The release of the Mueller report this past week has brought with it renewed interest in the practice of “redaction” in which the government blacks out portions of officially released documents to preserve confidential information. The topic has received more media attention on television in the past week than it has in the past decade, while globally as much as 2% of worldwide online news coverage mentioned the term at its peak on Thursday. Yet, the rise of massive centralized FOIA archives, digitized news archives and a bit of statistical analysis can help scholars readily peer through those dark markings and fill in the redacted blanks.

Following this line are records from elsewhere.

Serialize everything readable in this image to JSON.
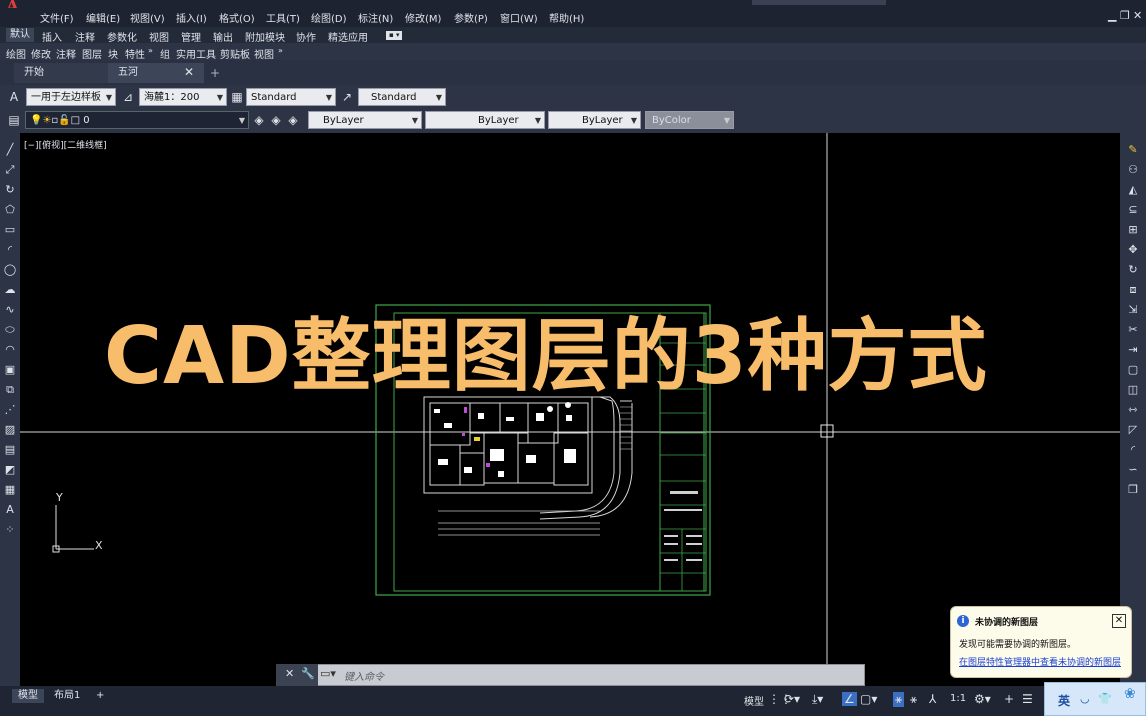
{
  "app": {
    "menus": [
      "文件(F)",
      "编辑(E)",
      "视图(V)",
      "插入(I)",
      "格式(O)",
      "工具(T)",
      "绘图(D)",
      "标注(N)",
      "修改(M)",
      "参数(P)",
      "窗口(W)",
      "帮助(H)"
    ],
    "ribbon_tabs": [
      "默认",
      "插入",
      "注释",
      "参数化",
      "视图",
      "管理",
      "输出",
      "附加模块",
      "协作",
      "精选应用"
    ],
    "panels": [
      "绘图",
      "修改",
      "注释",
      "图层",
      "块",
      "特性",
      "组",
      "实用工具",
      "剪贴板",
      "视图"
    ]
  },
  "doc_tabs": {
    "start": "开始",
    "current": "五河"
  },
  "toolbar1": {
    "text_style": "一用于左边样板",
    "dim_scale": "海麓1：200",
    "table_style": "Standard",
    "multileader_style": "Standard"
  },
  "toolbar2": {
    "layer": "0",
    "color": "ByLayer",
    "linetype": "ByLayer",
    "lineweight": "ByLayer",
    "plot_style": "ByColor"
  },
  "viewport_label": "[−][俯视][二维线框]",
  "ucs": {
    "x_label": "X",
    "y_label": "Y"
  },
  "overlay_title": "CAD整理图层的3种方式",
  "notification": {
    "title": "未协调的新图层",
    "body": "发现可能需要协调的新图层。",
    "link": "在图层特性管理器中查看未协调的新图层"
  },
  "command_line": {
    "placeholder": "键入命令"
  },
  "status_bar": {
    "layout_tabs": [
      "模型",
      "布局1"
    ],
    "model_label": "模型",
    "scale": "1:1",
    "ime": "英"
  },
  "colors": {
    "title_orange": "#f8bd6a",
    "drawing_bg": "#000000",
    "toolbar_bg": "#2c3445",
    "plan_green": "#3fa84a",
    "accent_blue": "#3a6fc4"
  },
  "icons": [
    "autocad-logo-icon",
    "close-icon",
    "plus-icon",
    "line-icon",
    "circle-icon",
    "move-icon",
    "gear-icon",
    "info-icon",
    "wrench-icon"
  ]
}
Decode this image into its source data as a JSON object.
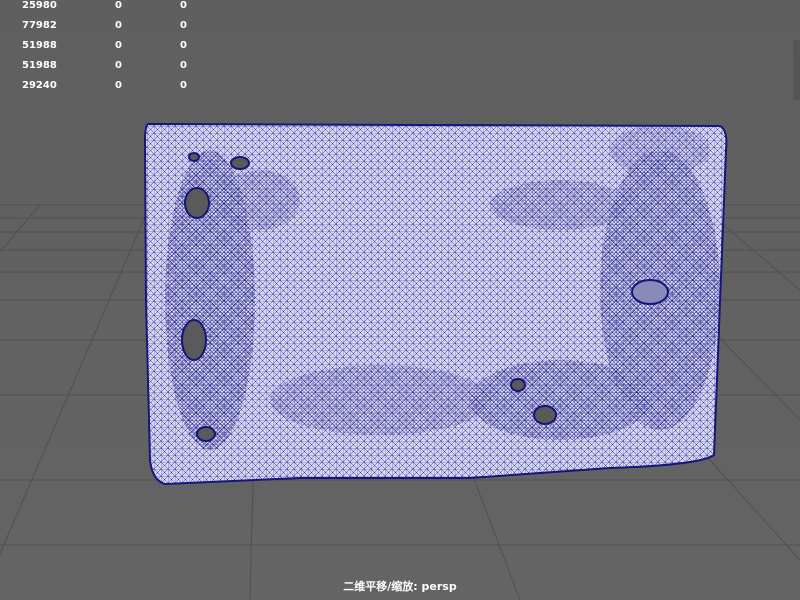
{
  "viewport": {
    "background_color": "#646464",
    "grid_color": "#4a4a4a",
    "mesh_fill_color": "#cfd0f0",
    "mesh_wire_color": "#1f1f8c",
    "camera_label": "二维平移/缩放: persp"
  },
  "heads_up_display": {
    "rows": [
      {
        "value": "25980",
        "col2": "0",
        "col3": "0"
      },
      {
        "value": "77982",
        "col2": "0",
        "col3": "0"
      },
      {
        "value": "51988",
        "col2": "0",
        "col3": "0"
      },
      {
        "value": "51988",
        "col2": "0",
        "col3": "0"
      },
      {
        "value": "29240",
        "col2": "0",
        "col3": "0"
      }
    ]
  }
}
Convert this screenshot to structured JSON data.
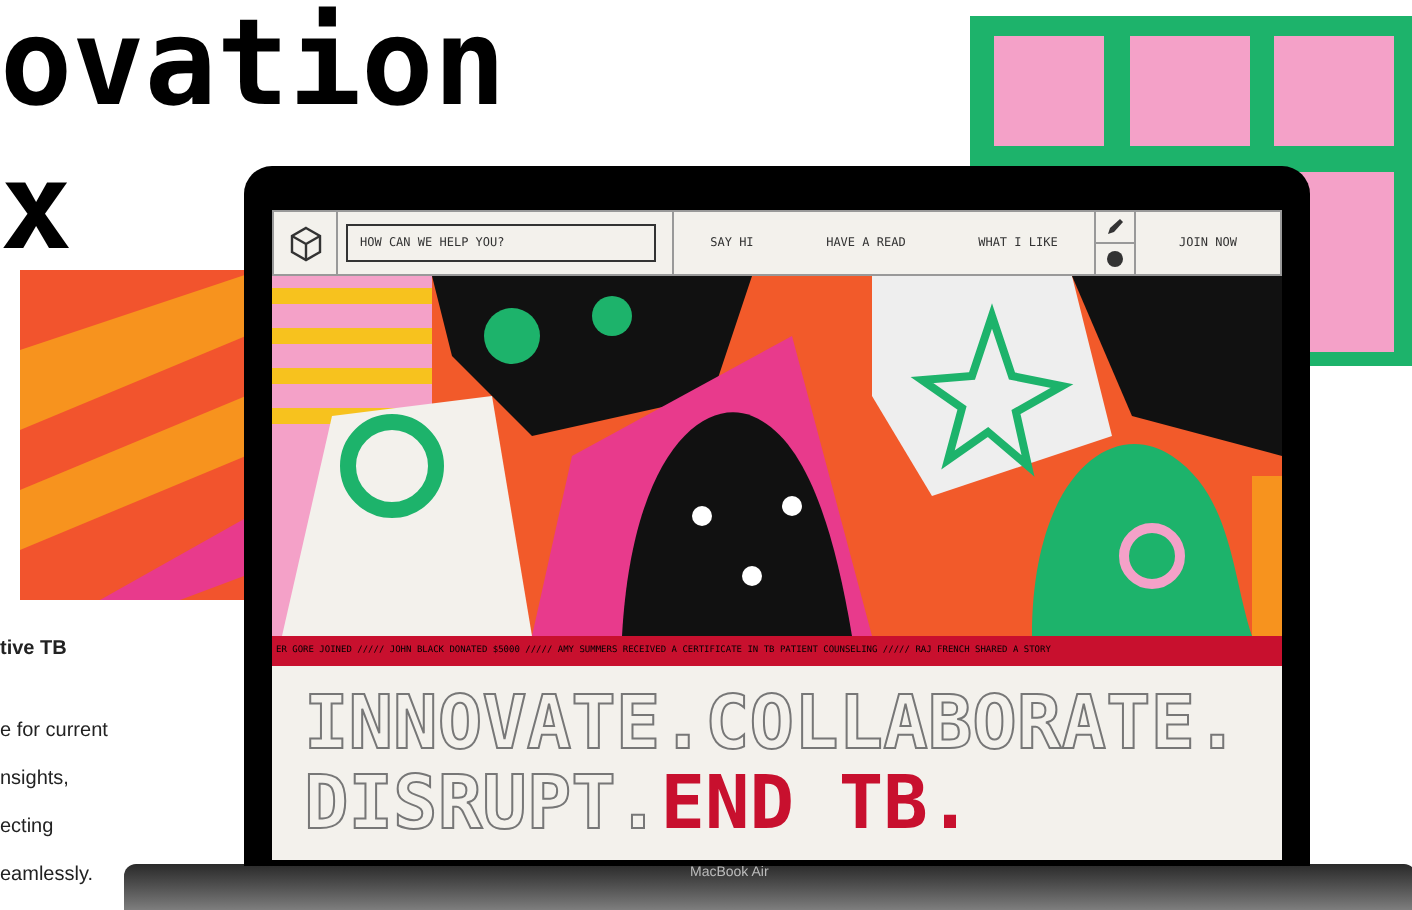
{
  "heading": {
    "lines": [
      "ovation",
      "x"
    ]
  },
  "side_text": {
    "title": "tive TB",
    "lines": [
      "e for current",
      "nsights,",
      "ecting",
      "eamlessly."
    ]
  },
  "laptop": {
    "label": "MacBook Air",
    "nav": {
      "search": {
        "placeholder": "HOW CAN WE HELP YOU?"
      },
      "links": [
        "SAY HI",
        "HAVE A READ",
        "WHAT I LIKE"
      ],
      "join": "JOIN NOW"
    },
    "ticker": "ER GORE JOINED ///// JOHN BLACK DONATED $5000 ///// AMY SUMMERS RECEIVED A CERTIFICATE IN TB PATIENT COUNSELING ///// RAJ FRENCH SHARED A STORY",
    "hero": {
      "outline_lines": [
        "INNOVATE.COLLABORATE.",
        "DISRUPT."
      ],
      "highlight": "END TB."
    }
  }
}
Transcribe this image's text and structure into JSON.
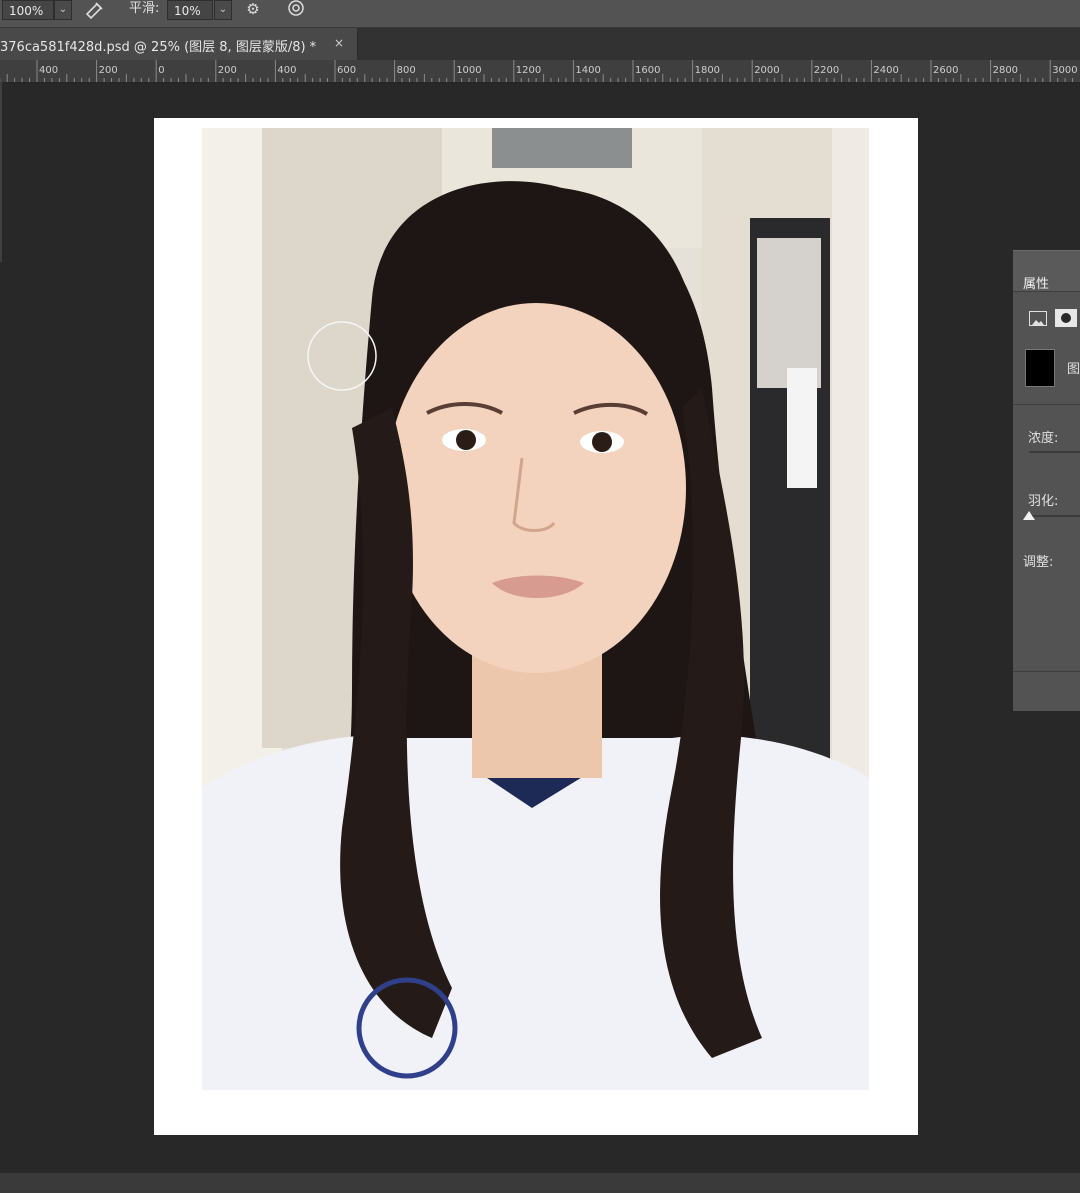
{
  "options_bar": {
    "zoom_value": "100%",
    "smooth_label": "平滑:",
    "smooth_value": "10%",
    "icons": [
      "airbrush-icon",
      "gear-icon",
      "pressure-icon"
    ]
  },
  "document_tab": {
    "title": "376ca581f428d.psd @ 25% (图层 8, 图层蒙版/8) *",
    "close": "×"
  },
  "ruler": {
    "labels": [
      "400",
      "200",
      "0",
      "200",
      "400",
      "600",
      "800",
      "1000",
      "1200",
      "1400",
      "1600",
      "1800",
      "2000",
      "2200",
      "2400",
      "2600",
      "2800",
      "3000"
    ]
  },
  "properties_panel": {
    "title": "属性",
    "layer_label": "图",
    "density_label": "浓度:",
    "feather_label": "羽化:",
    "adjust_label": "调整:"
  },
  "colors": {
    "workspace": "#282828",
    "toolbar": "#535353",
    "panel": "#535353",
    "ruler": "#3f3f3f"
  }
}
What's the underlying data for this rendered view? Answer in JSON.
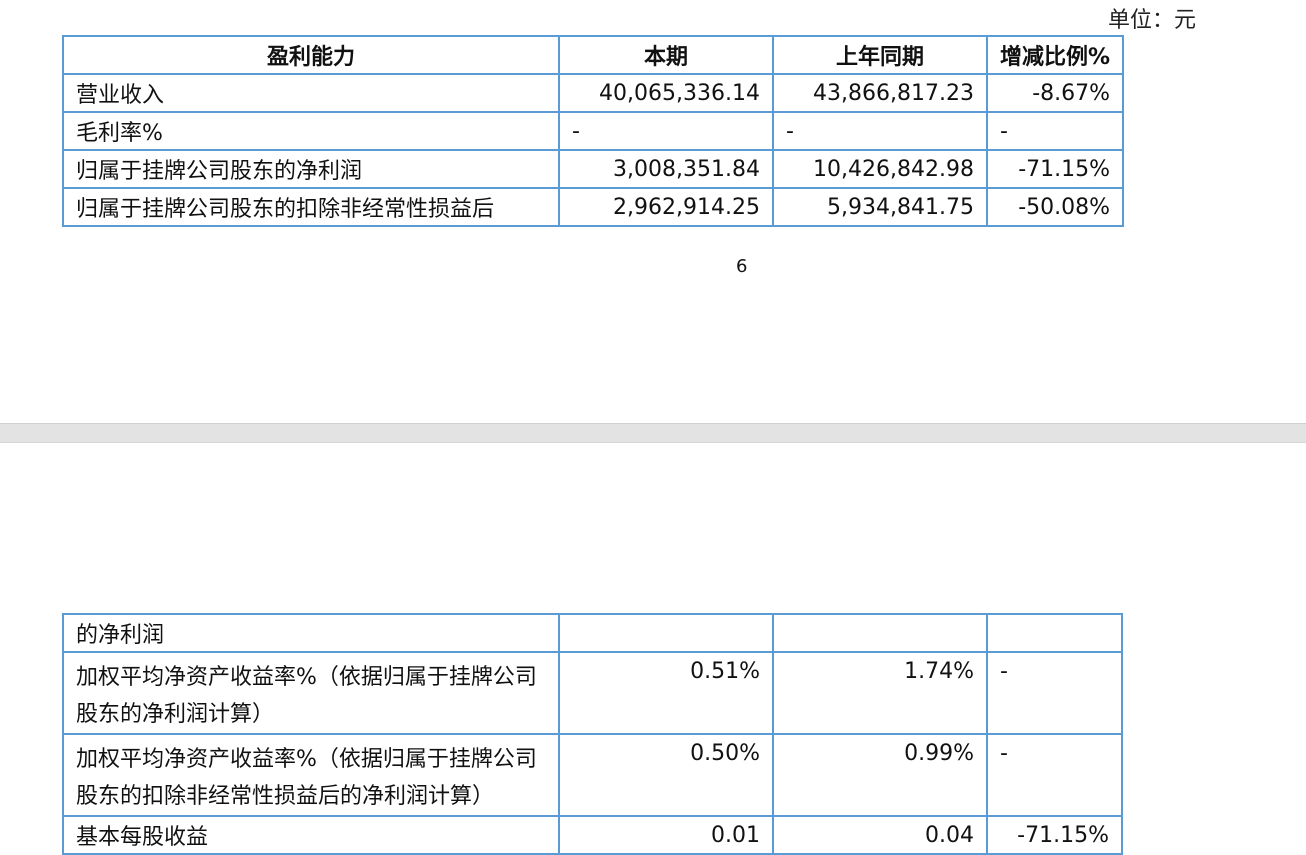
{
  "unit_label": "单位：元",
  "page_number": "6",
  "table1": {
    "headers": [
      "盈利能力",
      "本期",
      "上年同期",
      "增减比例%"
    ],
    "rows": [
      [
        "营业收入",
        "40,065,336.14",
        "43,866,817.23",
        "-8.67%"
      ],
      [
        "毛利率%",
        "-",
        "-",
        "-"
      ],
      [
        "归属于挂牌公司股东的净利润",
        "3,008,351.84",
        "10,426,842.98",
        "-71.15%"
      ],
      [
        "归属于挂牌公司股东的扣除非经常性损益后",
        "2,962,914.25",
        "5,934,841.75",
        "-50.08%"
      ]
    ]
  },
  "table2": {
    "rows": [
      [
        "的净利润",
        "",
        "",
        ""
      ],
      [
        "加权平均净资产收益率%（依据归属于挂牌公司股东的净利润计算）",
        "0.51%",
        "1.74%",
        "-"
      ],
      [
        "加权平均净资产收益率%（依据归属于挂牌公司股东的扣除非经常性损益后的净利润计算）",
        "0.50%",
        "0.99%",
        "-"
      ],
      [
        "基本每股收益",
        "0.01",
        "0.04",
        "-71.15%"
      ]
    ]
  }
}
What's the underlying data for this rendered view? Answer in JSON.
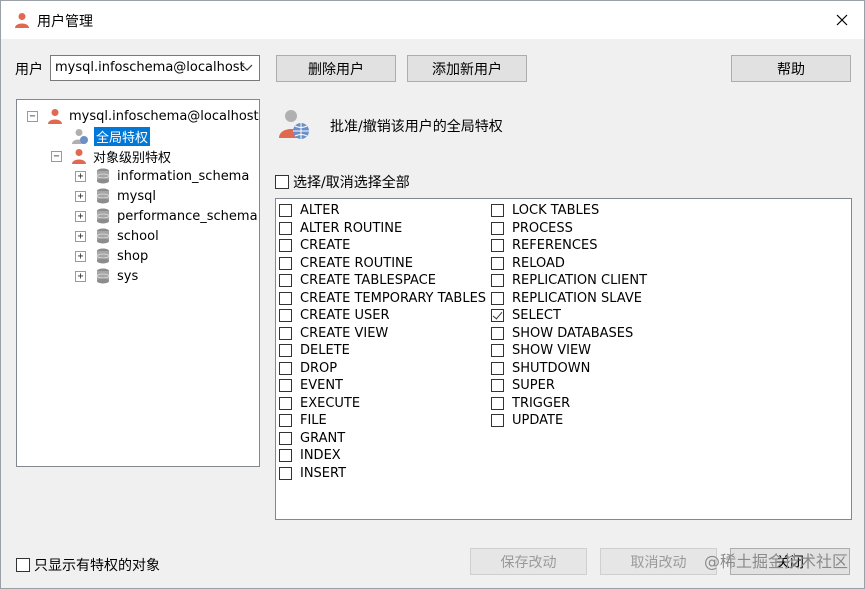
{
  "window": {
    "title": "用户管理"
  },
  "toolbar": {
    "user_label": "用户",
    "user_value": "mysql.infoschema@localhost",
    "delete_user": "删除用户",
    "add_user": "添加新用户",
    "help": "帮助"
  },
  "tree": {
    "root": "mysql.infoschema@localhost",
    "global_privileges": "全局特权",
    "object_privileges": "对象级别特权",
    "databases": [
      "information_schema",
      "mysql",
      "performance_schema",
      "school",
      "shop",
      "sys"
    ]
  },
  "header": {
    "description": "批准/撤销该用户的全局特权"
  },
  "select_all": {
    "label": "选择/取消选择全部"
  },
  "privileges": {
    "col1": [
      "ALTER",
      "ALTER ROUTINE",
      "CREATE",
      "CREATE ROUTINE",
      "CREATE TABLESPACE",
      "CREATE TEMPORARY TABLES",
      "CREATE USER",
      "CREATE VIEW",
      "DELETE",
      "DROP",
      "EVENT",
      "EXECUTE",
      "FILE",
      "GRANT",
      "INDEX",
      "INSERT"
    ],
    "col2": [
      "LOCK TABLES",
      "PROCESS",
      "REFERENCES",
      "RELOAD",
      "REPLICATION CLIENT",
      "REPLICATION SLAVE",
      "SELECT",
      "SHOW DATABASES",
      "SHOW VIEW",
      "SHUTDOWN",
      "SUPER",
      "TRIGGER",
      "UPDATE"
    ],
    "checked": [
      "SELECT"
    ]
  },
  "footer": {
    "show_only": "只显示有特权的对象",
    "save": "保存改动",
    "cancel": "取消改动",
    "close": "关闭"
  },
  "watermark": "@稀土掘金技术社区"
}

One of the great weaknesses of the governmental redaction process is the lack of centralized government-wide coordination in determining just what is sensitive enough to warrant obscuring from public view. One government agency’s most sensitive secret is another agency’s view of public information. (Read more here...)